→ Task requirements
Search the entries for lines that contain the word "time", and report each one found.

→ Exercise data
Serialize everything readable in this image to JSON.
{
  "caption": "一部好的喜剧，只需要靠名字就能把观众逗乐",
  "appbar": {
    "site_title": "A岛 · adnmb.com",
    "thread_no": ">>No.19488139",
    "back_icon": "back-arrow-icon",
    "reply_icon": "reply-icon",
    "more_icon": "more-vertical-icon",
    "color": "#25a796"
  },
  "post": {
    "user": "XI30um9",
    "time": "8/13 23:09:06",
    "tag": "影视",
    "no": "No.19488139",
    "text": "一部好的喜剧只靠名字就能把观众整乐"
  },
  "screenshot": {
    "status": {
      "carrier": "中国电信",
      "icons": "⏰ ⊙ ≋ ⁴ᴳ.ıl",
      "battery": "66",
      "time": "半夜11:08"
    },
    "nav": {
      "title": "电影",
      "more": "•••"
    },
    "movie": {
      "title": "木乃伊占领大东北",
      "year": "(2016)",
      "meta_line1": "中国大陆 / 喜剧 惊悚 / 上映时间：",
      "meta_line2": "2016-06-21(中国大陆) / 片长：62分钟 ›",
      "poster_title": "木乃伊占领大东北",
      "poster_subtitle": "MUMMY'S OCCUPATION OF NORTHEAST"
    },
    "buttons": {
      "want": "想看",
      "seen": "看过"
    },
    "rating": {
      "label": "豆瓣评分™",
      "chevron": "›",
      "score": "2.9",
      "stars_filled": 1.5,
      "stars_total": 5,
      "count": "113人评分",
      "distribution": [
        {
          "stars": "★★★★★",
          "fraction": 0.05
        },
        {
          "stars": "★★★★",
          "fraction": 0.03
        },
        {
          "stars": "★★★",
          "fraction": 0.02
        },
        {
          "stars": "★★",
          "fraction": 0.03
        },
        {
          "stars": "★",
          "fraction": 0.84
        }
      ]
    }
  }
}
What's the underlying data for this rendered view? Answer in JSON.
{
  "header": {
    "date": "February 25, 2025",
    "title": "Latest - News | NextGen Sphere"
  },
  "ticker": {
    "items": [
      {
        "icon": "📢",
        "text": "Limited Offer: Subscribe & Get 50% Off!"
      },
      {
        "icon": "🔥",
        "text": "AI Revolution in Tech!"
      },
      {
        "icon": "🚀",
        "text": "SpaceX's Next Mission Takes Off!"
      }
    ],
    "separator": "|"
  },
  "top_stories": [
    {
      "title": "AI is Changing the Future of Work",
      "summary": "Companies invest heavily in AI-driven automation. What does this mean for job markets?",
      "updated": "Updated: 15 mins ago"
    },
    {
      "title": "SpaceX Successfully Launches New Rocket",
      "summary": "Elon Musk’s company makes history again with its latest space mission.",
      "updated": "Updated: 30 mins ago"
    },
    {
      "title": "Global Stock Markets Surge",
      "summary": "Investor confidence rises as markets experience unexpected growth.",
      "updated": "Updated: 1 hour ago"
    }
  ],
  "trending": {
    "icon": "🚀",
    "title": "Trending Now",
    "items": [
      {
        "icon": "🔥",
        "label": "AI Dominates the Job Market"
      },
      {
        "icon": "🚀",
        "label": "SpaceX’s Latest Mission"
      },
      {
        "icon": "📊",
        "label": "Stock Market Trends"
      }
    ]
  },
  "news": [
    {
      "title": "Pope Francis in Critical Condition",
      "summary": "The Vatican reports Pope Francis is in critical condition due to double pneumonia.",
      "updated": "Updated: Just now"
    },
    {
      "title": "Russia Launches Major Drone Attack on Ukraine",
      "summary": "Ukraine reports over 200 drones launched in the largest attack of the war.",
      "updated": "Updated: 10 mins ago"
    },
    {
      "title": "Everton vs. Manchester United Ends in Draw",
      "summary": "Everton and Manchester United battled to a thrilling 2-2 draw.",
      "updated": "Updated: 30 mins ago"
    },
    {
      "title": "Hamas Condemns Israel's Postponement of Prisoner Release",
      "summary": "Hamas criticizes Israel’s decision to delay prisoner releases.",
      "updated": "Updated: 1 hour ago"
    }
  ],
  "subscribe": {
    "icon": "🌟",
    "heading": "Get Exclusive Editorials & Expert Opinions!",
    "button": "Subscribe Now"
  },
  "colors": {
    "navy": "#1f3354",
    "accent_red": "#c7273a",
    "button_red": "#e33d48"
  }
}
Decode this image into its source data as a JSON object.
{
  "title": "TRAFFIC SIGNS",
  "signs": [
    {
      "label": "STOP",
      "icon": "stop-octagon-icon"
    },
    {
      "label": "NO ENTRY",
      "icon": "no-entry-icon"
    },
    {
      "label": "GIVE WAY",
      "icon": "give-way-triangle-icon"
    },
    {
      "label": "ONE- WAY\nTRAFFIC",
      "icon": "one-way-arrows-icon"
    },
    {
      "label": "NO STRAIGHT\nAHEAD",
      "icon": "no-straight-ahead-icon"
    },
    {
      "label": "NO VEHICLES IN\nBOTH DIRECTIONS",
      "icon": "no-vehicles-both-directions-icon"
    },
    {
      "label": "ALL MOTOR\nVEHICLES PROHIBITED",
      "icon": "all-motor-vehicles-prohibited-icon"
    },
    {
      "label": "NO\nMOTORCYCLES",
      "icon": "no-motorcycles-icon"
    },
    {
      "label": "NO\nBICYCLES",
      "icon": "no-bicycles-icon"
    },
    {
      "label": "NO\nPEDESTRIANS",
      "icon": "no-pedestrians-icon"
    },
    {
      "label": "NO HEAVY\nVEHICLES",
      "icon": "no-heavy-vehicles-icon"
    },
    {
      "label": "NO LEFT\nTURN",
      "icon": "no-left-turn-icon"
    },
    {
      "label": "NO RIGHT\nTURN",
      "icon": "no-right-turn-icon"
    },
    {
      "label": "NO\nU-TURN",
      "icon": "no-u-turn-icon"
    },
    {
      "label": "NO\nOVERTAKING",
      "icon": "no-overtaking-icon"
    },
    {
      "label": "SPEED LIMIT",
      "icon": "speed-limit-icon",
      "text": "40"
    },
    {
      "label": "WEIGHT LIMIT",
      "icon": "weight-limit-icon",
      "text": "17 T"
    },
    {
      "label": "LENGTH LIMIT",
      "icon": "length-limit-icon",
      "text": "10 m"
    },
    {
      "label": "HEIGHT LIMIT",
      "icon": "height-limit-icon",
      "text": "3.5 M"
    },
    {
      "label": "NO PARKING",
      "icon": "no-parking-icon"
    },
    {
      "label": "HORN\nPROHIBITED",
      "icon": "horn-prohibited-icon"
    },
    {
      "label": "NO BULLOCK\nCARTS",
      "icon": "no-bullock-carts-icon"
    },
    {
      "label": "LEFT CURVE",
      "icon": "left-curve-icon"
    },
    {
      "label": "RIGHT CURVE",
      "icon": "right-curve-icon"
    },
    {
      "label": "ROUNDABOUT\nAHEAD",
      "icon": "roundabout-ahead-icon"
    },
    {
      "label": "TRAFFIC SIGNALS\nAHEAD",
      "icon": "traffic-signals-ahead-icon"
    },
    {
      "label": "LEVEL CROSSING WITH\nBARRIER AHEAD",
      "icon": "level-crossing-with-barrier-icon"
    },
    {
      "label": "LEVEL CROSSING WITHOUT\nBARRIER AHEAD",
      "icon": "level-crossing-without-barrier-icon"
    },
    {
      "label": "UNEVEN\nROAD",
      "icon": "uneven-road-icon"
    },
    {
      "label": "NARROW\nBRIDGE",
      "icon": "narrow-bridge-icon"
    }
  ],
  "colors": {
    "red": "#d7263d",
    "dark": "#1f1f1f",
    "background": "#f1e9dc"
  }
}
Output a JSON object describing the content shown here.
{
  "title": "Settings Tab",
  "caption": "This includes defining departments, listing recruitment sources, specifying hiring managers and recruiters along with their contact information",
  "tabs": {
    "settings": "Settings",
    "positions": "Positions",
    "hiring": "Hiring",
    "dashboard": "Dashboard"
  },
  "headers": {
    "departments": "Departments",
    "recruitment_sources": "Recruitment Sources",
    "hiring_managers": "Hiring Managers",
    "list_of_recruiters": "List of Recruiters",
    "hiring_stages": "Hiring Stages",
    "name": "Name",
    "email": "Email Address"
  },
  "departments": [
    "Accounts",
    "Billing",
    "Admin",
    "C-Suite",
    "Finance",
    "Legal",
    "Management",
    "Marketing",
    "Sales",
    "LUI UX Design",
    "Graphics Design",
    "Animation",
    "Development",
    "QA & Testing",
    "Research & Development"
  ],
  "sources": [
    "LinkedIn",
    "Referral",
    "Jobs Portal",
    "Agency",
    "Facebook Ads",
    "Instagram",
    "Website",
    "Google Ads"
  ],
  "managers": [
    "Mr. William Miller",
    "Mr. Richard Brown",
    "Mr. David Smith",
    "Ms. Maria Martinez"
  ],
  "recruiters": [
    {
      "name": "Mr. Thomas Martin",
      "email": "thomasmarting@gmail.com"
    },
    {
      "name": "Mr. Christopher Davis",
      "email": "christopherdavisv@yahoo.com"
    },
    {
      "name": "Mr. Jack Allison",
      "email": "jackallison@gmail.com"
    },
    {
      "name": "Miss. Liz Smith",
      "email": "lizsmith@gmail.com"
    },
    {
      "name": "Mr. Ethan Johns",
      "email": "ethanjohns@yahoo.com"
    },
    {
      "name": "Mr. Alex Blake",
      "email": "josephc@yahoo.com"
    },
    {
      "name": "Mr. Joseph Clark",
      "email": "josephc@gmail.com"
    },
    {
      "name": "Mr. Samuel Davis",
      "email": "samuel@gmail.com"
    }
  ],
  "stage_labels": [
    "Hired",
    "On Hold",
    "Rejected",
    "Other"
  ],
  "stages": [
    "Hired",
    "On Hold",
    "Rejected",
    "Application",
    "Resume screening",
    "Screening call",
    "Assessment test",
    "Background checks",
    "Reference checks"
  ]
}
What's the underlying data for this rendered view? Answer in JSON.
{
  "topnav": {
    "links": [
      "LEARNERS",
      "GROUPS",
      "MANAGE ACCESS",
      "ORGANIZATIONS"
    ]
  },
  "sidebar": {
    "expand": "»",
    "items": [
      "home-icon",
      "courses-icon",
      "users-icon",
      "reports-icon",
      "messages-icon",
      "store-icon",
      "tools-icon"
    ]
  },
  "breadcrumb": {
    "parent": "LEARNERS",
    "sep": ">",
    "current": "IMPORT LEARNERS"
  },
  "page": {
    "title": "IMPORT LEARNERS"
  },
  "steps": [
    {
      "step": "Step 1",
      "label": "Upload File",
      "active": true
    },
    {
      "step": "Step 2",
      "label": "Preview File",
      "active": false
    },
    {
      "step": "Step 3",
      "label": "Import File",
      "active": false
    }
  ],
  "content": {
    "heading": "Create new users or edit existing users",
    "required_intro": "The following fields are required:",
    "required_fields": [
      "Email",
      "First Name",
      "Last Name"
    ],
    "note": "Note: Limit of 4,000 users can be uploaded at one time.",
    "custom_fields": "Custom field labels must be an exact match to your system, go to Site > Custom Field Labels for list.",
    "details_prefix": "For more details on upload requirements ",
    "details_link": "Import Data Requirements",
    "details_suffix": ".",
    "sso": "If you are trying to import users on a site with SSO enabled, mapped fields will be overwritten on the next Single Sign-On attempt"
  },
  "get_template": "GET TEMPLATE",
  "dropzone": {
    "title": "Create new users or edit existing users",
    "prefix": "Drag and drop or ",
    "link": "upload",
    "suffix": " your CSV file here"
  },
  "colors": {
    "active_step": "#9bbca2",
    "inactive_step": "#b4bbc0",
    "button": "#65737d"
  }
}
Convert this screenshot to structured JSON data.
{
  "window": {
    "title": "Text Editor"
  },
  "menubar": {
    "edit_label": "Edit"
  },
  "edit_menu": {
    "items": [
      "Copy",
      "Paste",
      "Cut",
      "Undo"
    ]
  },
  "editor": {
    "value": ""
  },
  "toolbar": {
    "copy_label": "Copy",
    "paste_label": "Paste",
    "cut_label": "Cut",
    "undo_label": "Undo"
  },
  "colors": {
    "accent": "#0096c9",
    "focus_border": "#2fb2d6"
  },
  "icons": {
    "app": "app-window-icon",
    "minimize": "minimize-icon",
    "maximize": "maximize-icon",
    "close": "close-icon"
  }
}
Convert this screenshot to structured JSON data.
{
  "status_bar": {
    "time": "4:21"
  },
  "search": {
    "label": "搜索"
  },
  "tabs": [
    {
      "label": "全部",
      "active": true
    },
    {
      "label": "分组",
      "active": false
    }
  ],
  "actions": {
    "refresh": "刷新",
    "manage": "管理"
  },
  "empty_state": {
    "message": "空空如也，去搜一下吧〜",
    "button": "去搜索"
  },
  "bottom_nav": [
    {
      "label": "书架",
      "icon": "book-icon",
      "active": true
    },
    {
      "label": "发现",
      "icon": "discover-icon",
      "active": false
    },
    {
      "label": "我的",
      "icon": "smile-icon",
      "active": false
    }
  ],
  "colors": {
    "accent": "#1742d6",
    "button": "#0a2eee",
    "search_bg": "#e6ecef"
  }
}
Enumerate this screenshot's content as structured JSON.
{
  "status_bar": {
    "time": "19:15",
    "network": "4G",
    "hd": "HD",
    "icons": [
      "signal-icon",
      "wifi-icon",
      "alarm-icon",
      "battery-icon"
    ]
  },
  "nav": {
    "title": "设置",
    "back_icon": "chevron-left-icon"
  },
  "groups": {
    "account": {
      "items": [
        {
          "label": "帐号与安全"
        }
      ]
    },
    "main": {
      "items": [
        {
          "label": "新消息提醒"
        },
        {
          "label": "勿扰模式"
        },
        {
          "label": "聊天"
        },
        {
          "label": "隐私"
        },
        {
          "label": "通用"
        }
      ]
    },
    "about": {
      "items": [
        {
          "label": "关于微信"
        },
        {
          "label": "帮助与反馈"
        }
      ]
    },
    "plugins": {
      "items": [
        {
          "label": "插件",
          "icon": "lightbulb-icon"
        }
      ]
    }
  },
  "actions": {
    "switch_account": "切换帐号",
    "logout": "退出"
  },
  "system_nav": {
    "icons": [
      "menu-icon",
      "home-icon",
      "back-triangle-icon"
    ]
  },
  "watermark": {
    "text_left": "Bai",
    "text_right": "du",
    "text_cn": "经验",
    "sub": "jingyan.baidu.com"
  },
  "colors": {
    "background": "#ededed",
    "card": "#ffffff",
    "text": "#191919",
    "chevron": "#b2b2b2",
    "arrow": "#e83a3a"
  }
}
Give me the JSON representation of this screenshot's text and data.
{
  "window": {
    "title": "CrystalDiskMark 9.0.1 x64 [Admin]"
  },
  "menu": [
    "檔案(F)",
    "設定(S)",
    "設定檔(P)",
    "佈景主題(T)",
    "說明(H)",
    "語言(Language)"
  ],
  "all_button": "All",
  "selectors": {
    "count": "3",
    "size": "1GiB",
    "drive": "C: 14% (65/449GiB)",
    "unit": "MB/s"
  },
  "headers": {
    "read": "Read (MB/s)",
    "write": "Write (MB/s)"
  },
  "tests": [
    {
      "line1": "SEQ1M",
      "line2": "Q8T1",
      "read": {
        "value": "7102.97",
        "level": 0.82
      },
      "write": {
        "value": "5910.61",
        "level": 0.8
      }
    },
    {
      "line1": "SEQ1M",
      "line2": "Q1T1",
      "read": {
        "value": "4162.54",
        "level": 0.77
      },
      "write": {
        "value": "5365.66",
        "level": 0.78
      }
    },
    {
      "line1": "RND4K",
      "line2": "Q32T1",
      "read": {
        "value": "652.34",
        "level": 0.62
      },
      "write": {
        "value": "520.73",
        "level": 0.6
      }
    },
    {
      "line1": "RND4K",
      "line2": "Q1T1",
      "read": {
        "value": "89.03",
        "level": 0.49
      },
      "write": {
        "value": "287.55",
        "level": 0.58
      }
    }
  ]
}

→ Answer to this task
    "time": "8/13 23:09:06",
      "time": "半夜11:08"
    "note": "Note: Limit of 4,000 users can be uploaded at one time.",
    "time": "4:21"
    "time": "19:15",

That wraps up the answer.